### ABOUT THIS TASK
Return the entries below verbatim. Pictures stay out.

App and web page records
◆ ◆ ◆
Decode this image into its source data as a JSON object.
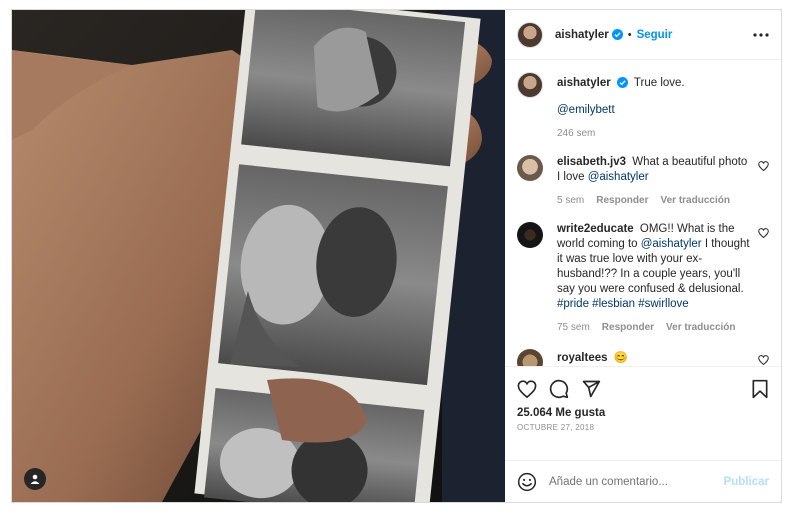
{
  "post": {
    "author": "aishatyler",
    "follow_label": "Seguir",
    "separator": "•",
    "caption": {
      "text": "True love.",
      "mention": "@emilybett",
      "age": "246 sem"
    },
    "comments": [
      {
        "user": "elisabeth.jv3",
        "text_before": "What a beautiful photo I love ",
        "mention": "@aishatyler",
        "text_after": "",
        "age": "5 sem",
        "reply_label": "Responder",
        "translate_label": "Ver traducción"
      },
      {
        "user": "write2educate",
        "text_before": "OMG!! What is the world coming to ",
        "mention": "@aishatyler",
        "text_after": " I thought it was true love with your ex-husband!?? In a couple years, you'll say you were confused & delusional. ",
        "tags": [
          "#pride",
          "#lesbian",
          "#swirllove"
        ],
        "age": "75 sem",
        "reply_label": "Responder",
        "translate_label": "Ver traducción"
      },
      {
        "user": "royaltees",
        "text_before": "😊"
      }
    ],
    "likes": "25.064 Me gusta",
    "date": "OCTUBRE 27, 2018",
    "composer": {
      "placeholder": "Añade un comentario...",
      "publish_label": "Publicar"
    }
  },
  "icons": {
    "heart": "heart-icon",
    "comment": "comment-icon",
    "share": "share-icon",
    "save": "bookmark-icon",
    "more": "more-options-icon",
    "emoji": "emoji-icon",
    "tag": "user-tag-icon",
    "verified": "verified-badge-icon"
  },
  "colors": {
    "accent": "#0095f6",
    "link": "#00376b",
    "muted": "#8e8e8e",
    "publish_disabled": "#b2dffc"
  }
}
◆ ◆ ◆
### TASK RESPONSE
Decode this image into its source data as a JSON object.
{
  "post": {
    "author": "aishatyler",
    "follow_label": "Seguir",
    "separator": "•",
    "caption": {
      "text": "True love.",
      "mention": "@emilybett",
      "age": "246 sem"
    },
    "comments": [
      {
        "user": "elisabeth.jv3",
        "text_before": "What a beautiful photo I love ",
        "mention": "@aishatyler",
        "text_after": "",
        "age": "5 sem",
        "reply_label": "Responder",
        "translate_label": "Ver traducción"
      },
      {
        "user": "write2educate",
        "text_before": "OMG!! What is the world coming to ",
        "mention": "@aishatyler",
        "text_after": " I thought it was true love with your ex-husband!?? In a couple years, you'll say you were confused & delusional. ",
        "tags": [
          "#pride",
          "#lesbian",
          "#swirllove"
        ],
        "age": "75 sem",
        "reply_label": "Responder",
        "translate_label": "Ver traducción"
      },
      {
        "user": "royaltees",
        "text_before": "😊"
      }
    ],
    "likes": "25.064 Me gusta",
    "date": "OCTUBRE 27, 2018",
    "composer": {
      "placeholder": "Añade un comentario...",
      "publish_label": "Publicar"
    }
  },
  "icons": {
    "heart": "heart-icon",
    "comment": "comment-icon",
    "share": "share-icon",
    "save": "bookmark-icon",
    "more": "more-options-icon",
    "emoji": "emoji-icon",
    "tag": "user-tag-icon",
    "verified": "verified-badge-icon"
  },
  "colors": {
    "accent": "#0095f6",
    "link": "#00376b",
    "muted": "#8e8e8e",
    "publish_disabled": "#b2dffc"
  }
}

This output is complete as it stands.